It was not supposed to be like this. I envisioned a semester in Berlin during which I would encounter a constant flow of scholars and artists both at and outside the American Academy; take advantage of the city’s rich cultural offerings; meet old friends and make new ones. I was to spend time on research and writing, of course, but not much on sleep. I wanted to see everyone, be everywhere, do everything, but by early March, news about virus infections turned grim, and I could neither deny the gravity of the disease anymore, nor the danger we were all facing. Our life at the Academy changed far too soon.
My husband, who had visited the Academy early on, suggested an obvious reference point for us in Boccaccio’s Decameron, where ten people escape Florence during an epidemic and seclude themselves in a villa outside the city. There, they bide their time by telling each other stories, and thus create a literary masterpiece of famous novellas. Oddly, the pressure for us was still on.
While the comparison was compelling, it was not compelling enough. Yes, the Arnhold mansion was a splendid lakeside castle removed from the city’s center, and we were even ten fellows here as well — although only at the very beginning. But what did Boccaccio know of social distancing? Could the lords and ladies of his brigata have told such wonderful tales with a 15-minute limit for face-to-face encounters? And did not that earlier cohort return to the city too early, without the benefit of meetings about best practices to avoid the plague and almost daily email updates on its progress?

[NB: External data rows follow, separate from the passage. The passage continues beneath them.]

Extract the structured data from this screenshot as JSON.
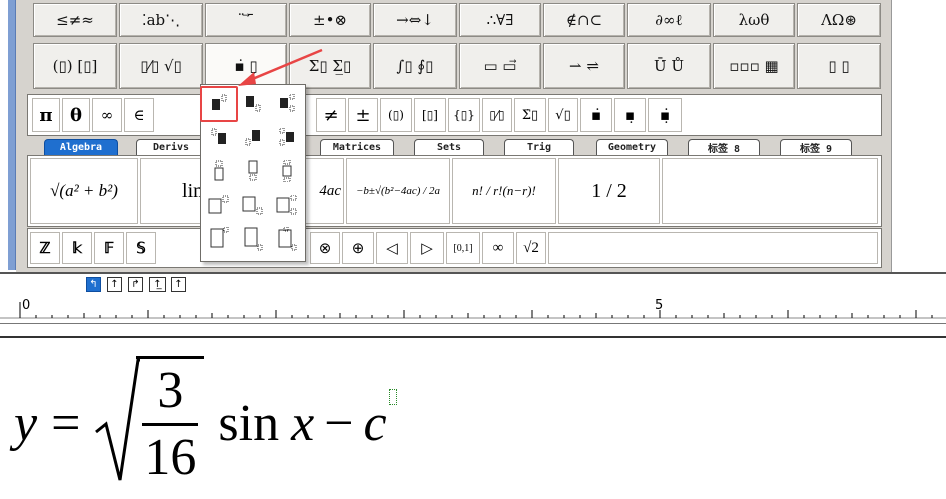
{
  "palette_row1": [
    {
      "label": "≤≠≈",
      "name": "relations-palette"
    },
    {
      "label": "⁚ab⋱",
      "name": "spaces-ellipses-palette"
    },
    {
      "label": "¨ ⃗ ̄",
      "name": "embellishments-palette"
    },
    {
      "label": "±•⊗",
      "name": "operators-palette"
    },
    {
      "label": "→⇔↓",
      "name": "arrows-palette"
    },
    {
      "label": "∴∀∃",
      "name": "logic-palette"
    },
    {
      "label": "∉∩⊂",
      "name": "set-theory-palette"
    },
    {
      "label": "∂∞ℓ",
      "name": "misc-symbols-palette"
    },
    {
      "label": "λωθ",
      "name": "greek-lower-palette"
    },
    {
      "label": "ΛΩ⊛",
      "name": "greek-upper-palette"
    }
  ],
  "palette_row2": [
    {
      "label": "(▯) [▯]",
      "name": "fences-palette"
    },
    {
      "label": "▯⁄▯ √▯",
      "name": "fractions-radicals-palette"
    },
    {
      "label": "▪̇ ▯̣",
      "name": "scripts-palette"
    },
    {
      "label": "Σ▯ Σ̲▯",
      "name": "summation-palette"
    },
    {
      "label": "∫▯ ∮▯",
      "name": "integrals-palette"
    },
    {
      "label": "▭ ▭⃗",
      "name": "underbar-overbar-palette"
    },
    {
      "label": "⇀ ⇌",
      "name": "labeled-arrows-palette"
    },
    {
      "label": "Ū̇ Ů",
      "name": "products-palette"
    },
    {
      "label": "▫▫▫ ▦",
      "name": "matrices-palette"
    },
    {
      "label": "▯ ▯",
      "name": "boxes-palette"
    }
  ],
  "template_row": [
    {
      "label": "π",
      "name": "pi-template"
    },
    {
      "label": "θ",
      "name": "theta-template"
    },
    {
      "label": "∞",
      "name": "infinity-template"
    },
    {
      "label": "∈",
      "name": "element-of-template"
    },
    {
      "label": "≠",
      "name": "not-equal-template"
    },
    {
      "label": "±",
      "name": "plus-minus-template"
    },
    {
      "label": "(▯)",
      "name": "parentheses-template"
    },
    {
      "label": "[▯]",
      "name": "brackets-template"
    },
    {
      "label": "{▯}",
      "name": "braces-template"
    },
    {
      "label": "▯⁄▯",
      "name": "fraction-template"
    },
    {
      "label": "Σ̇▯",
      "name": "sum-template"
    },
    {
      "label": "√▯",
      "name": "sqrt-template"
    },
    {
      "label": "▪̇",
      "name": "superscript-template"
    },
    {
      "label": "▪̣",
      "name": "subscript-template"
    },
    {
      "label": "▪̣̇",
      "name": "sub-superscript-template"
    }
  ],
  "tabs": [
    "Algebra",
    "Derivs",
    "Matrices",
    "Sets",
    "Trig",
    "Geometry",
    "标签 8",
    "标签 9"
  ],
  "expressions": [
    {
      "label": "√(a² + b²)",
      "name": "expr-pythagoras"
    },
    {
      "label": "lim x→∞",
      "name": "expr-limit"
    },
    {
      "label": "4ac",
      "name": "expr-discriminant"
    },
    {
      "label": "−b±√(b²−4ac) / 2a",
      "name": "expr-quadratic"
    },
    {
      "label": "n! / r!(n−r)!",
      "name": "expr-combination"
    },
    {
      "label": "1 / 2",
      "name": "expr-half"
    }
  ],
  "symbols": [
    {
      "label": "ℤ",
      "name": "integers-symbol"
    },
    {
      "label": "𝕜",
      "name": "k-symbol"
    },
    {
      "label": "𝔽",
      "name": "field-symbol"
    },
    {
      "label": "𝕊",
      "name": "s-symbol"
    },
    {
      "label": "⊗",
      "name": "tensor-product-symbol"
    },
    {
      "label": "⊕",
      "name": "direct-sum-symbol"
    },
    {
      "label": "◁",
      "name": "normal-subgroup-symbol"
    },
    {
      "label": "▷",
      "name": "contains-normal-symbol"
    },
    {
      "label": "[0,1]",
      "name": "interval-symbol"
    },
    {
      "label": "∞",
      "name": "infinity-symbol"
    },
    {
      "label": "√2",
      "name": "sqrt2-symbol"
    }
  ],
  "level_buttons": [
    "↰",
    "↑",
    "↱",
    "↑̲",
    "↑"
  ],
  "ruler": {
    "start": "0",
    "mid": "5"
  },
  "equation": {
    "lhs": "y",
    "eq": "=",
    "num": "3",
    "den": "16",
    "fn": "sin",
    "var": "x",
    "minus": "−",
    "c": "c"
  },
  "colors": {
    "accent": "#1f6fcf",
    "highlight": "#e84545",
    "panel": "#d6d3ce",
    "cursor": "#2a8a2a"
  }
}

I wanted to confront my deep anxieties, but also look for more positive examples in my own field of research, the long nineteenth century. Of course, there were epidemics during that period as well. The city of Hamburg, for example, experienced seven outbreaks of cholera between 1831 and 1892. But people did not only escape the cities to protect their health, they also sought places that would heal them, and where they could find a cure. Subjects whom I study frequented resorts like Teplitz, Karlsbad, Marienbad, or Baden-Baden to take the waters, inhale mineral salts, and breathe fresh ocean or alpine air; they were searching for doctors and proper potions that would relieve them of their ailments, or simply extend their youth and vigor. Yes, these places were exclusive too; magic mountains or valleys that sought to establish alternative worlds. Wasn’t the American Academy such a place that could restore one’s body and spirit? Did it not offer a splendid alternative to the everyday?

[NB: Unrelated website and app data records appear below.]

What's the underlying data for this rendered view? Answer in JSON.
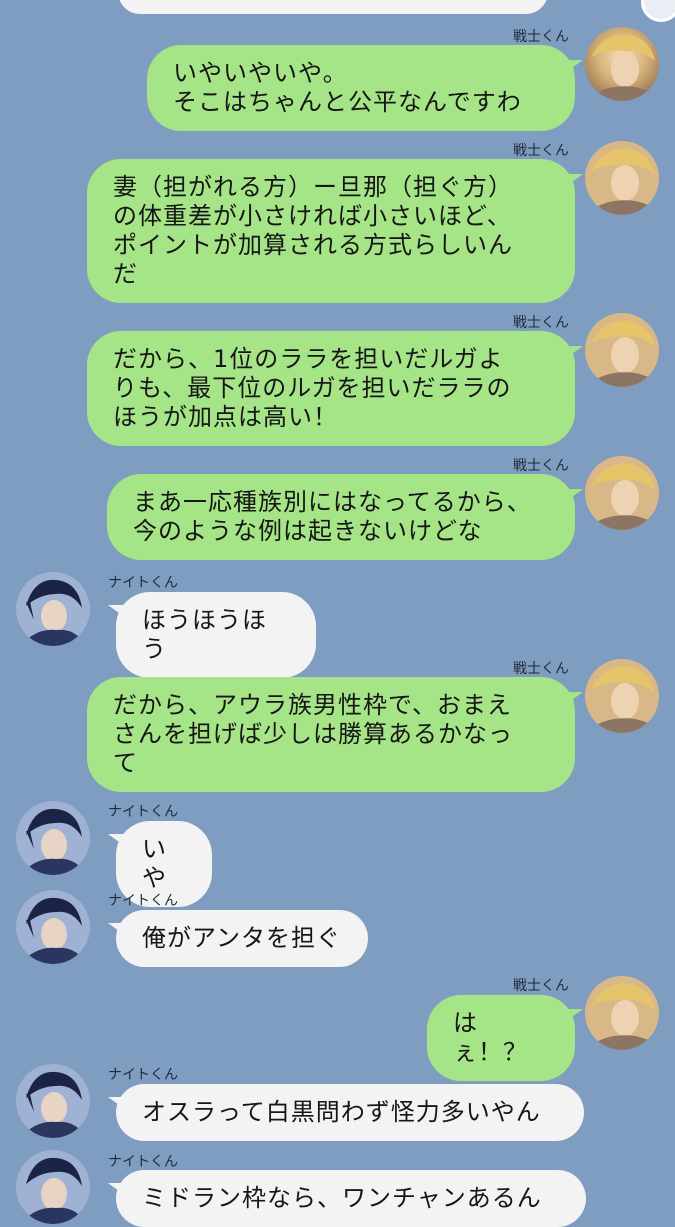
{
  "names": {
    "warrior": "戦士くん",
    "knight": "ナイトくん"
  },
  "messages": [
    {
      "from": "warrior",
      "text": "いやいやいや。\nそこはちゃんと公平なんですわ"
    },
    {
      "from": "warrior",
      "text": "妻（担がれる方）ー旦那（担ぐ方）\nの体重差が小さければ小さいほど、\nポイントが加算される方式らしいん\nだ"
    },
    {
      "from": "warrior",
      "text": "だから、1位のララを担いだルガよ\nりも、最下位のルガを担いだララの\nほうが加点は高い！"
    },
    {
      "from": "warrior",
      "text": "まあ一応種族別にはなってるから、\n今のような例は起きないけどな"
    },
    {
      "from": "knight",
      "text": "ほうほうほう"
    },
    {
      "from": "warrior",
      "text": "だから、アウラ族男性枠で、おまえ\nさんを担げば少しは勝算あるかなっ\nて"
    },
    {
      "from": "knight",
      "text": "いや"
    },
    {
      "from": "knight",
      "text": "俺がアンタを担ぐ"
    },
    {
      "from": "warrior",
      "text": "はぇ！？"
    },
    {
      "from": "knight",
      "text": "オスラって白黒問わず怪力多いやん"
    },
    {
      "from": "knight",
      "text": "ミドラン枠なら、ワンチャンあるん"
    }
  ],
  "colors": {
    "background": "#7f9dc1",
    "outgoing_bubble": "#a5e487",
    "incoming_bubble": "#f3f3f3"
  }
}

Instead of taking the waters, I have engaged in a writing cure. Every morning after breakfast, I make my way to the office pavilion in the garden, and settle down in my study. I have been very lucky: I had completed most of my archival research by early March, and ordered many books from Berlin’s various libraries in advance, they appeared on my desk miraculously after my arrival. As these libraries closed, none can be recalled. My lectures and trips were cancelled, and I received the gift of time. In the past weeks, I have begun to reassess the frantic pace of my life, and have gained a renewed ability to focus and concentrate. I have learned about a new German word that has entered philosophical discourse of late, Entschleunigung. I have realized anew how fulfilling I find my work. And as time has begun to stretch out, my productivity has actually increased.

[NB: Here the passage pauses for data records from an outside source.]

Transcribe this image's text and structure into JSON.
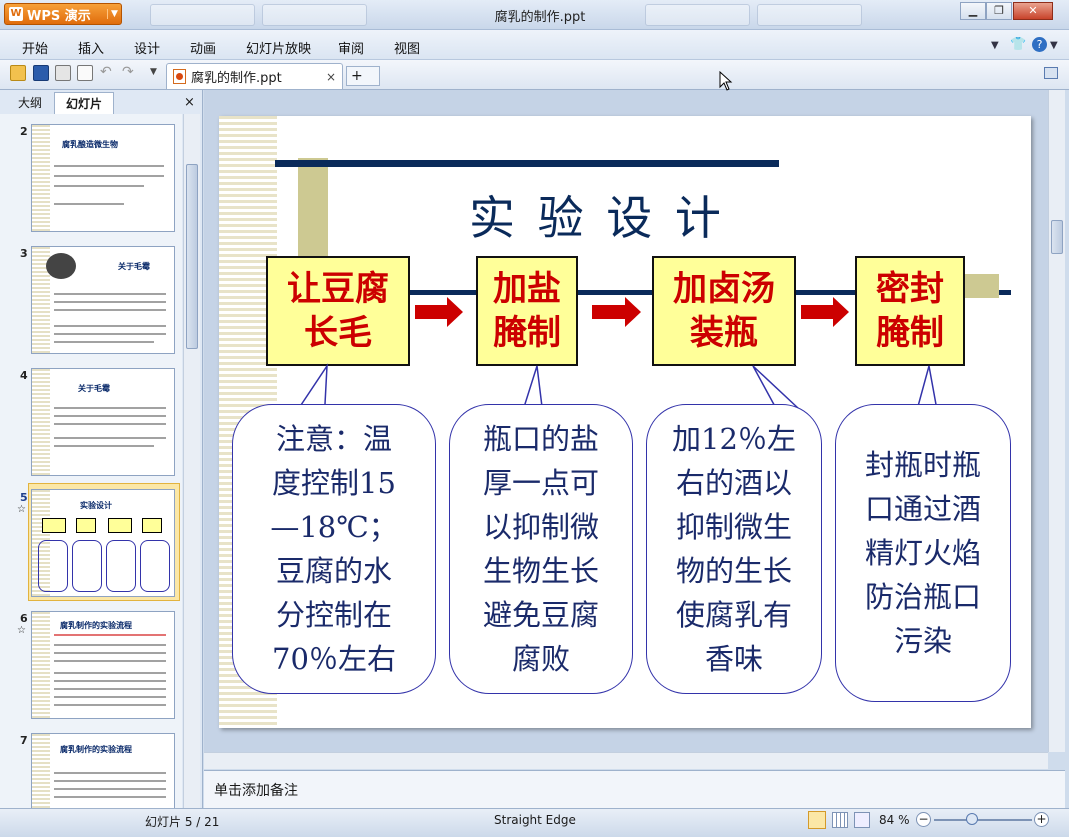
{
  "app": {
    "brand": "WPS 演示",
    "window_title": "腐乳的制作.ppt"
  },
  "menu": [
    "开始",
    "插入",
    "设计",
    "动画",
    "幻灯片放映",
    "审阅",
    "视图"
  ],
  "doc_tab": {
    "label": "腐乳的制作.ppt",
    "close": "×",
    "new_tab": "+"
  },
  "left_panel": {
    "tab_outline": "大纲",
    "tab_slides": "幻灯片",
    "close": "×",
    "thumbs": [
      {
        "num": "2",
        "title": "腐乳酿造微生物"
      },
      {
        "num": "3",
        "title": "关于毛霉"
      },
      {
        "num": "4",
        "title": "关于毛霉"
      },
      {
        "num": "5",
        "title": "实验设计"
      },
      {
        "num": "6",
        "title": "腐乳制作的实验流程"
      },
      {
        "num": "7",
        "title": "腐乳制作的实验流程"
      }
    ]
  },
  "slide": {
    "title": "实 验 设 计",
    "steps": [
      "让豆腐\n长毛",
      "加盐\n腌制",
      "加卤汤\n装瓶",
      "密封\n腌制"
    ],
    "notes": [
      "注意：温\n度控制15\n—18℃；\n豆腐的水\n分控制在\n70％左右",
      "瓶口的盐\n厚一点可\n以抑制微\n生物生长\n避免豆腐\n腐败",
      "加12％左\n右的酒以\n抑制微生\n物的生长\n使腐乳有\n香味",
      "封瓶时瓶\n口通过酒\n精灯火焰\n防治瓶口\n污染"
    ]
  },
  "notes_placeholder": "单击添加备注",
  "status": {
    "slide_counter": "幻灯片 5 / 21",
    "theme": "Straight Edge",
    "zoom": "84 %"
  },
  "colors": {
    "accent_red": "#cc0000",
    "box_fill": "#ffff99",
    "navy": "#0a2a5a"
  }
}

These are lessons learned about my way of working that I will have to hold onto in future. But at the Academy, not all has been about work. The fellows and partners who remain at the Villa Arnhold have deeply bonded with each other, creating opportunities to meet in a time of restricted conditions. We have grown very close to many of the Academy’s staff members who have gone far beyond their call of duty to make everything here work for us. Perhaps we did not experience Berlin’s cultural and social life as previous fellows did, but our time here has been extraordinary and I suspect that we will all value it for the rest of our lives.